In The Field
Assured that everything was working properly, I packed up the ProD8 with the gear I was staging for my next gig.
This was a typical corporate show, with a few presenters using computer presentations with audio and some walk in music.
While I had no real need to use the unit, I decided to set it up at FOH anyway and run my iPhone and iPad into it for the walk in/out music summed to mono. I
t worked like a charm, and I could see using it in this application if I ran out of stereo inputs at a show.
A bonus was that I could choose between a 1/4-input or XLR output for each channel that I needed to merge to mono.
At the next gig, with a small jazz band. I used one channel for the bass guitar (a Fender Jazz) and two channels for a stereo hookup of a Yamaha Motif playing mostly piano and some organ sounds.
With this small quartet, dropping a single multi-unit was just as easy as using multiple DIs as the bass player was set up next to the keyboardist. The Pro8D sounded great with both the bass and keyboards.
While I did run the keyboard in stereo, I would not have hesitated to hook up the keyboard into stereo merged mode if I had run out of channels in the mixer or snake. I didn’t use the “thru” jack for the keyboard player because she was happy just having the keyboard in a floor wedge, but I did run out of the ProD8 for the bass player and into his combo amp. The keys and the bass both sounded fine and we had a great show.

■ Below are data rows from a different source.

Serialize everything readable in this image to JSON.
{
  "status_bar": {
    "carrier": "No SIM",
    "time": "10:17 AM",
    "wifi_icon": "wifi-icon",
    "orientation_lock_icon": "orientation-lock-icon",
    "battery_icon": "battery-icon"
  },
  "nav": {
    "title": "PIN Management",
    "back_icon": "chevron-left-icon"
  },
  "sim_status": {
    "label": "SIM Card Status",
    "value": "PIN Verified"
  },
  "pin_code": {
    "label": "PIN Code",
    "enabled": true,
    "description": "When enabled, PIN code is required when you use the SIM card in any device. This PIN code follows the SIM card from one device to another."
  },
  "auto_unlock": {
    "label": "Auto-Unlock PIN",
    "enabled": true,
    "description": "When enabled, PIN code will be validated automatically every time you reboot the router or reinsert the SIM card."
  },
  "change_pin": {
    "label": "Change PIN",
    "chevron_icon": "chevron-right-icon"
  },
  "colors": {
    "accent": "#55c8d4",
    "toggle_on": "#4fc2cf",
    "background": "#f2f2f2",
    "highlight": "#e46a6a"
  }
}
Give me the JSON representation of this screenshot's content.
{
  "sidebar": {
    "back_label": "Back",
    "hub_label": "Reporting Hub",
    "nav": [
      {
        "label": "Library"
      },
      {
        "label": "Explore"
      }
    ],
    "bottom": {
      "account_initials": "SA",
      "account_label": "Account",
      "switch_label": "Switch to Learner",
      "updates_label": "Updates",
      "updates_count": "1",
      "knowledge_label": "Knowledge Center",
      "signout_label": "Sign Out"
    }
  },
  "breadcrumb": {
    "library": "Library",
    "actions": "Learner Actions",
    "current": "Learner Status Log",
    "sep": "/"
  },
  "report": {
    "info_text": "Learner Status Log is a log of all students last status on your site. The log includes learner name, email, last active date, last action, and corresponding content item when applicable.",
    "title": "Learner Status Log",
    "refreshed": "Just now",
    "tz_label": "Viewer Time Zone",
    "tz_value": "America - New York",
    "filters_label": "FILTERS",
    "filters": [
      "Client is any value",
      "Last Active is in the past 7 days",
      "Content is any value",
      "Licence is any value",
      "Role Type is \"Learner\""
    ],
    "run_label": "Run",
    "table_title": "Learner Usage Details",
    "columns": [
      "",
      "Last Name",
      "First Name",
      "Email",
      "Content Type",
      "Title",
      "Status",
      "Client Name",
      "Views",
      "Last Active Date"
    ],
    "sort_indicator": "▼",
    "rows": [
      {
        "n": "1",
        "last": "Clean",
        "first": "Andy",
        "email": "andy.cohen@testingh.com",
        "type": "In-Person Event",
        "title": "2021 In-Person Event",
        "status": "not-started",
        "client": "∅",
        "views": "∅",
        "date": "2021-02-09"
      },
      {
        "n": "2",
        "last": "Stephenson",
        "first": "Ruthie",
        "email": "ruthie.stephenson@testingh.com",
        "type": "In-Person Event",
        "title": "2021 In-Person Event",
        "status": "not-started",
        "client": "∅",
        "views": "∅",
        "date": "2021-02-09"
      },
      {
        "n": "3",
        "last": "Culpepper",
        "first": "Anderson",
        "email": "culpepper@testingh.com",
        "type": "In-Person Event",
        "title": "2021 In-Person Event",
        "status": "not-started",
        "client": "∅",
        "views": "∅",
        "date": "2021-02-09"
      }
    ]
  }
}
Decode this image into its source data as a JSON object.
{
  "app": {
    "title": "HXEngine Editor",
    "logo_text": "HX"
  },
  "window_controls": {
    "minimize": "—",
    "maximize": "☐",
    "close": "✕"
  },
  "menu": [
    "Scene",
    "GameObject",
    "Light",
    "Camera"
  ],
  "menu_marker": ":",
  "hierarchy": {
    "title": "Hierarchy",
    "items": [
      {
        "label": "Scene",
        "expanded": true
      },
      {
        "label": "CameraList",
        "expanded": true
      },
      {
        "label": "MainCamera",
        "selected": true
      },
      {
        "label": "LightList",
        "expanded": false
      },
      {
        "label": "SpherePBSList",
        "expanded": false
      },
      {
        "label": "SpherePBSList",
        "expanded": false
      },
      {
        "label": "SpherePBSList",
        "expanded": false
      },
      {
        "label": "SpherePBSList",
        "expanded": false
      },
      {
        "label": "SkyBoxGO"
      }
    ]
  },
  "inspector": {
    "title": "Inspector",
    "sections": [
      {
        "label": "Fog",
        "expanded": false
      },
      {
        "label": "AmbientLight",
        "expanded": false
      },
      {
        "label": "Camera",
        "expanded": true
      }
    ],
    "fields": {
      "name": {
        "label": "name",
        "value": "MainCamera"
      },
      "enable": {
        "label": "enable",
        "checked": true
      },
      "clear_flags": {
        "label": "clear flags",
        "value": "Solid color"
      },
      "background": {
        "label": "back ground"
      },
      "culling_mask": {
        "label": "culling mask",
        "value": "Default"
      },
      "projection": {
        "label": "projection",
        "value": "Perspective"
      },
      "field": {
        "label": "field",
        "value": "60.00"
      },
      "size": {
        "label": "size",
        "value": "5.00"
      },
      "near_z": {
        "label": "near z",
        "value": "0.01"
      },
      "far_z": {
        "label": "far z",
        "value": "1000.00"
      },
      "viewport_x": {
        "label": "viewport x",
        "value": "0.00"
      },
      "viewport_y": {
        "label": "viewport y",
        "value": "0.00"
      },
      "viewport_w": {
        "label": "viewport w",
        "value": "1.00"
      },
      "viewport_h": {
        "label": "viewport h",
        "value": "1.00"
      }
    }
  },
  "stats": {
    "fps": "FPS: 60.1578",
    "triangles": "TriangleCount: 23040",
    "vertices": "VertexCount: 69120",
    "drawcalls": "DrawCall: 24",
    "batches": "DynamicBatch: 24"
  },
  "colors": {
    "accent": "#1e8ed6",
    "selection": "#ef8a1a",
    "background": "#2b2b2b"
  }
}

The third gig was with a large band whose keyboard player had two keyboards and a rack with two modules. He had a 4-channel DI already mounted in his rack, but I asked him if we could use the ProD8 instead, and he obliged.
We ran the modules in mono, as he prefers, but ran the main keyboard in stereo and the other keyboard in stereo merge mode, instead of his usual mono. He really liked the merge feature, and was surprised that the unit packs eight channels into such a small footprint.
For an audio provider who works with a lot of musical artists, especially ones with a lot of keyboards or sound sources, the Pro8D is a perfect unit. It provides routing options, a great stereo merge to mono feature, and is built to handle the rigors of our business. In addition, it eliminates a bunch of loose DIs and cleans up stage cabling.
U.S. MSRP for the ProD8 is $850.
To read Craig’s full review of the ProD8, and check out other comments from the community as well as to ask questions, go to the Road Test Forum here on PSW.
Craig Leerman is senior contributing editor for Live Sound International and ProSoundWeb, and is the owner of Tech Works, a production company based in Las Vegas.